Emmanuel Macron offered a forceful rejection of Trumpism, excoriating “extreme nationalism” and protectionism. “You can play with anger and fear for a time,” Macron said, alluding to the themes that fuel right-wing nationalist movements in the West, “but they do not construct anything.”
Emmanuel Macron repudiates Trump’s political philosophy and worldview after spending the first part of the week kissing, hugging, and holding hands with him.
“Some bromance” – CNN reported on Thursday that “France’s President Emmanuel Macron and Donald Trump skipped through Tuesday kissing, hugging, holding hands and rubbing each others’ shoulders.”
On Wednesday, before a joint session of of Congress, the charismatic French leader turned around and repudiated the US President’s political philosophy and worldview.
The startling contrast between Macron palling around with Trump on a state visit and his velvet hammer speech — effectively defending the world order from “America First” nationalism — encapsulated his intricate US strategy.
Macron wants to bind the Trump administration into the existing Western international system, to convince it to dive back into multilateral efforts to shut down Iran’s nuclear program, to battle climate change and to safeguard globalization and free trade.
Striking a similar tone, The Washington Post reported that “after hugging Trump, Macron tears down Trumpism.”
Before French President Emmanuel Macron delivered an address at a joint meeting of Congress on Wednesday, the headlines about his trip to Washington centered on his apparent “bromance” with President Trump. On Tuesday, the duo engaged in a series of physical embraces and celebrated both their personal rapport as well as the “unbreakable” bonds between France and the United States.
In his speech to American lawmakers, he offered a comprehensive rejection of the main tenets of Trumpism, excoriating “extreme nationalism” and protectionism, championing climate-change science and defending the international liberal order. “You can play with anger and fear for a time,” Macron said, alluding to the themes that fuel right-wing nationalist movements in the West, “but they do not construct anything.”
Macron went on, urging his American audience to look beyond borders and walls. “We can choose isolationism. But closing the door to the world will not stop the evolution of the world,” he said. And he bristled at the rise of autocrats and illiberal democrats, which include some leaders favored by Trump: “I don’t share fascination for new strong powers and the illusion of nationalism,” he said.
The Guardian elaborated on the speech writing:
Over the course of a 50-minute address to a joint meeting of Congress on Wednesday, the French president said he was “sure” the US would one day return to the Paris climate change accord, and vowed that France would not abandon the 2015 nuclear deal with Iran, known as the Joint Comprehensive Programme of Action (JCPOA)
More broadly, Macron presented himself to the US legislature as an unabashed advocate of the liberal world order of global institutions and free trade – the very opposite of the America First nationalism that fuelled Trump’s rise to the White House. The speech – delivered in English – was interrupted by frequent standing ovations, many from both sides of the aisle.
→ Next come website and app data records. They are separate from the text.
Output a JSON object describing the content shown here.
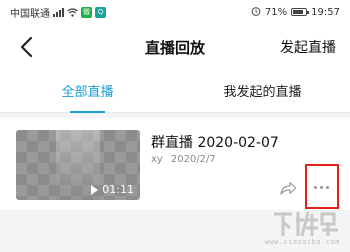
{
  "status_bar": {
    "carrier": "中国联通",
    "network": "4G",
    "battery_percent": "71%",
    "time": "19:57",
    "app_badges": [
      "微",
      "Q"
    ]
  },
  "nav": {
    "title": "直播回放",
    "action": "发起直播",
    "back_icon": "chevron-left-icon"
  },
  "tabs": [
    {
      "label": "全部直播",
      "active": true
    },
    {
      "label": "我发起的直播",
      "active": false
    }
  ],
  "items": [
    {
      "title": "群直播 2020-02-07",
      "author": "xy",
      "date": "2020/2/7",
      "duration": "01:11"
    }
  ],
  "watermark": {
    "brand_text": "下载吧",
    "url": "www.xiazaiba.com"
  },
  "colors": {
    "accent": "#1aa0d8",
    "highlight": "#e2231a"
  }
}
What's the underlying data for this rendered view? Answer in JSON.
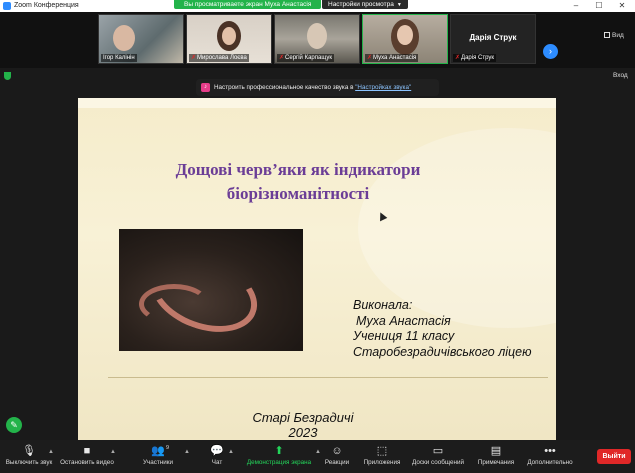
{
  "window": {
    "title": "Zoom Конференция",
    "share_banner": "Вы просматриваете экран Муха Анастасія",
    "view_options": "Настройки просмотра"
  },
  "gallery": {
    "participants": [
      {
        "name": "Ігор Калінін",
        "muted": false
      },
      {
        "name": "Мирослава Лоєва",
        "muted": true
      },
      {
        "name": "Сергій Карпащук",
        "muted": true
      },
      {
        "name": "Муха Анастасія",
        "muted": true
      },
      {
        "name": "Дарія Струк",
        "muted": true
      }
    ],
    "name_only_tile": "Дарія Струк",
    "view_label": "Вид",
    "exit_fullscreen_label": "Вход"
  },
  "notice": {
    "text": "Настроить профессиональное качество звука в ",
    "link": "\"Настройках звука\""
  },
  "slide": {
    "title": "Дощові черв’яки як індикатори біорізноманітності",
    "author_lines": [
      "Виконала:",
      "Муха Анастасія",
      "Учениця 11 класу",
      "Старобезрадичівського ліцею"
    ],
    "footer_lines": [
      "Старі Безрадичі",
      "2023"
    ]
  },
  "toolbar": {
    "items": [
      {
        "label": "Выключить звук",
        "icon": "microphone-icon"
      },
      {
        "label": "Остановить видео",
        "icon": "video-camera-icon"
      },
      {
        "label": "Участники",
        "icon": "participants-icon",
        "count": "9"
      },
      {
        "label": "Чат",
        "icon": "chat-icon"
      },
      {
        "label": "Демонстрация экрана",
        "icon": "share-screen-icon"
      },
      {
        "label": "Реакции",
        "icon": "reactions-icon"
      },
      {
        "label": "Приложения",
        "icon": "apps-icon"
      },
      {
        "label": "Доски сообщений",
        "icon": "whiteboard-icon"
      },
      {
        "label": "Примечания",
        "icon": "notes-icon"
      },
      {
        "label": "Дополнительно",
        "icon": "more-icon"
      }
    ],
    "exit_label": "Выйти"
  },
  "colors": {
    "share_green": "#23b34a",
    "accent_blue": "#2d8cff",
    "exit_red": "#e02828",
    "slide_title_purple": "#6b3d96"
  }
}
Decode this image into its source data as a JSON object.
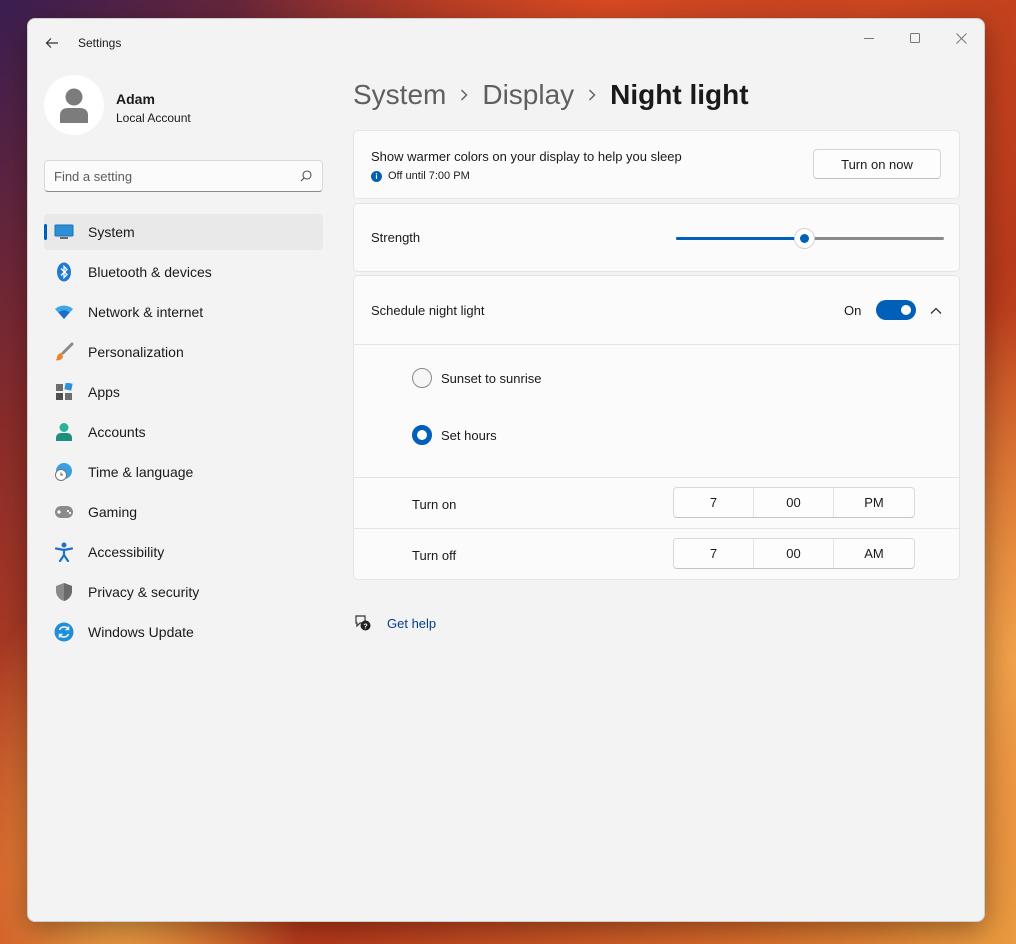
{
  "app": {
    "title": "Settings"
  },
  "profile": {
    "name": "Adam",
    "account_type": "Local Account"
  },
  "search": {
    "placeholder": "Find a setting",
    "icon": "search-icon"
  },
  "sidebar": {
    "items": [
      {
        "label": "System",
        "icon": "monitor-icon",
        "active": true
      },
      {
        "label": "Bluetooth & devices",
        "icon": "bluetooth-icon"
      },
      {
        "label": "Network & internet",
        "icon": "wifi-icon"
      },
      {
        "label": "Personalization",
        "icon": "brush-icon"
      },
      {
        "label": "Apps",
        "icon": "apps-icon"
      },
      {
        "label": "Accounts",
        "icon": "person-icon"
      },
      {
        "label": "Time & language",
        "icon": "globe-clock-icon"
      },
      {
        "label": "Gaming",
        "icon": "gamepad-icon"
      },
      {
        "label": "Accessibility",
        "icon": "accessibility-icon"
      },
      {
        "label": "Privacy & security",
        "icon": "shield-icon"
      },
      {
        "label": "Windows Update",
        "icon": "update-icon"
      }
    ]
  },
  "breadcrumb": {
    "items": [
      "System",
      "Display",
      "Night light"
    ]
  },
  "night_light": {
    "description": "Show warmer colors on your display to help you sleep",
    "status": "Off until 7:00 PM",
    "turn_on_button": "Turn on now"
  },
  "strength": {
    "label": "Strength",
    "value_fraction": 0.48
  },
  "schedule": {
    "label": "Schedule night light",
    "toggle_state": "On",
    "options": [
      {
        "label": "Sunset to sunrise",
        "selected": false
      },
      {
        "label": "Set hours",
        "selected": true
      }
    ],
    "turn_on": {
      "label": "Turn on",
      "hour": "7",
      "minute": "00",
      "period": "PM"
    },
    "turn_off": {
      "label": "Turn off",
      "hour": "7",
      "minute": "00",
      "period": "AM"
    }
  },
  "help": {
    "label": "Get help"
  },
  "colors": {
    "accent": "#005fb8",
    "window_bg": "#f3f3f3",
    "card_bg": "#fbfbfb"
  }
}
CNN reported that: “Macron also summoned legacies largely ignored by Trump. He used his moment in Congress to celebrate the work of James Baldwin, Richard Wright and other icons of the civil rights struggle in America. Not long thereafter, he toured the Martin Luther King Jr. memorial in Washington with Rep. John Lewis (D-Ga.), a civil rights hero who branded Trump a “racist” earlier this year.
“Human rights, the rights of minorities and shared liberty are the true answers to the disorder of the world,” Macron said to Congress.
In a separate article, The Washington Post provided transcripts to portions of the speech, noting that there were several incidents where Macron sounded Barack Obama.
For example, here are the two men discussing nationalism and isolationism:
“No matter how imperfect our efforts, no matter how expedient ignoring such values may seem, that’s part of defending America. For the fight against extremism and intolerance and sectarianism and chauvinism are of a piece with the fight against authoritarianism and nationalist aggression. If the scope of freedom and respect for the rule of law shrinks around the world, the likelihood of war within and between nations increases, and our own freedoms will eventually be threatened.”
“We can choose isolationism, withdrawal, and nationalism. This is an option. It can be tempting to us as a temporary remedy to our fears. But closing the door to the world will not stop the evolution of the world. It will not douse, but inflame, the fears of our citizens. We have to keep our eyes wide open to the new risks, right in front of us.”
And here’s the two men discussing climate change:
“If we don’t act boldly, the bill that could come due will be mass migrations, and cities submerged and nations displaced, and food supplies decimated, and conflicts born of despair. The Paris Agreement gives us a framework to act, but only if we scale up our ambition. And there must be a sense of urgency about bringing the agreement into force, and helping poorer countries leapfrog destructive forms of energy.”
“Some people think that securing current industries — and their jobs — is more urgent than transforming our economies to meet the global challenge of climate change. I hear these concerns, but we must find a smooth transition to a low-carbon economy. … By polluting the oceans, not mitigating CO2 emissions and destroying our biodiversity, we are killing our planet. Let us face it: there is no Planet B.”